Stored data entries
▶

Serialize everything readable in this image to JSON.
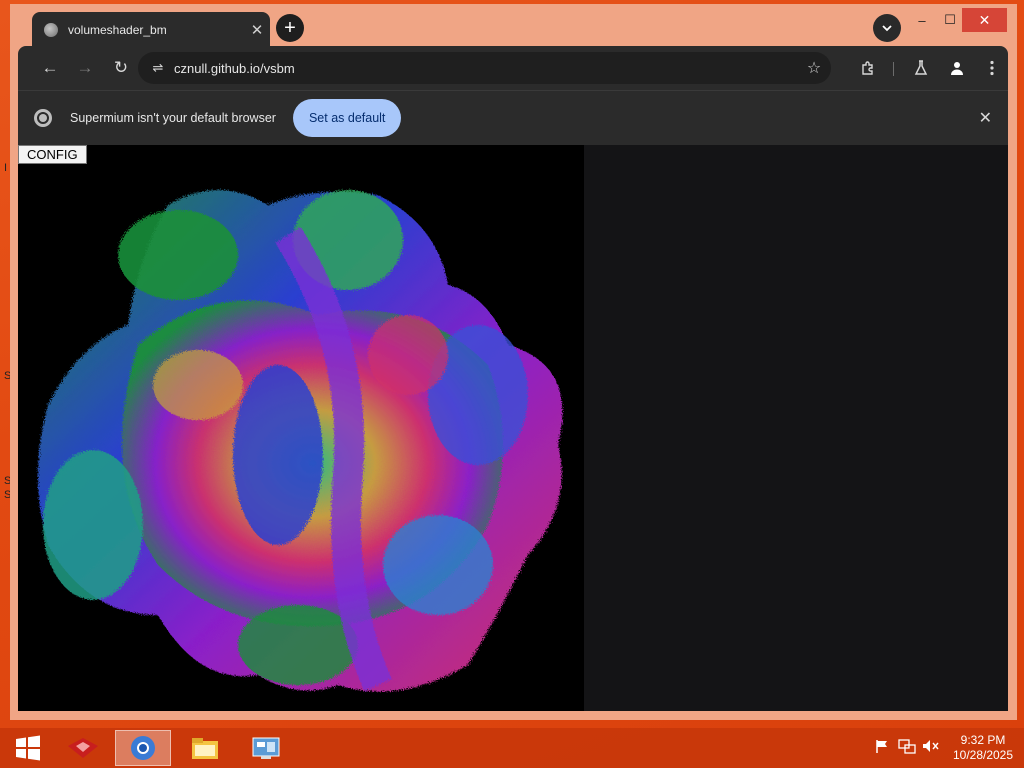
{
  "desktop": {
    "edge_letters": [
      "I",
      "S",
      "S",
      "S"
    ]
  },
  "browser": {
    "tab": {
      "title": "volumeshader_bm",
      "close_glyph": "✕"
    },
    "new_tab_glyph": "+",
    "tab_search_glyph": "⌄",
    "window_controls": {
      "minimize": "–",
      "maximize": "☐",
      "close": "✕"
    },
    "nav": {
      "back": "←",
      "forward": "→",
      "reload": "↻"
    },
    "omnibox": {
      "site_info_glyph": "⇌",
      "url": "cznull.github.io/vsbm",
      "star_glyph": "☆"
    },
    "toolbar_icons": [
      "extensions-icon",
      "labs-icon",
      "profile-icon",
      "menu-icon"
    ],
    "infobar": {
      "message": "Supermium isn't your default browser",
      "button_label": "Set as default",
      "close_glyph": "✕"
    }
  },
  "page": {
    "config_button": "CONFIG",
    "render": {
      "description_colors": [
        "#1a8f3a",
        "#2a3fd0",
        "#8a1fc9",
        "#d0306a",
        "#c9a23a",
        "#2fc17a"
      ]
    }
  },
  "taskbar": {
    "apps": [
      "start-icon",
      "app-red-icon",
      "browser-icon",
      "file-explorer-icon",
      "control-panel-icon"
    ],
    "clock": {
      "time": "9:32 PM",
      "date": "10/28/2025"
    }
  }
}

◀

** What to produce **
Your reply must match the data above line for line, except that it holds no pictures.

** Your solution **
Serialize everything readable in this image to JSON.
{
  "desktop": {
    "edge_letters": [
      "I",
      "S",
      "S",
      "S"
    ]
  },
  "browser": {
    "tab": {
      "title": "volumeshader_bm",
      "close_glyph": "✕"
    },
    "new_tab_glyph": "+",
    "tab_search_glyph": "⌄",
    "window_controls": {
      "minimize": "–",
      "maximize": "☐",
      "close": "✕"
    },
    "nav": {
      "back": "←",
      "forward": "→",
      "reload": "↻"
    },
    "omnibox": {
      "site_info_glyph": "⇌",
      "url": "cznull.github.io/vsbm",
      "star_glyph": "☆"
    },
    "toolbar_icons": [
      "extensions-icon",
      "labs-icon",
      "profile-icon",
      "menu-icon"
    ],
    "infobar": {
      "message": "Supermium isn't your default browser",
      "button_label": "Set as default",
      "close_glyph": "✕"
    }
  },
  "page": {
    "config_button": "CONFIG",
    "render": {
      "description_colors": [
        "#1a8f3a",
        "#2a3fd0",
        "#8a1fc9",
        "#d0306a",
        "#c9a23a",
        "#2fc17a"
      ]
    }
  },
  "taskbar": {
    "apps": [
      "start-icon",
      "app-red-icon",
      "browser-icon",
      "file-explorer-icon",
      "control-panel-icon"
    ],
    "clock": {
      "time": "9:32 PM",
      "date": "10/28/2025"
    }
  }
}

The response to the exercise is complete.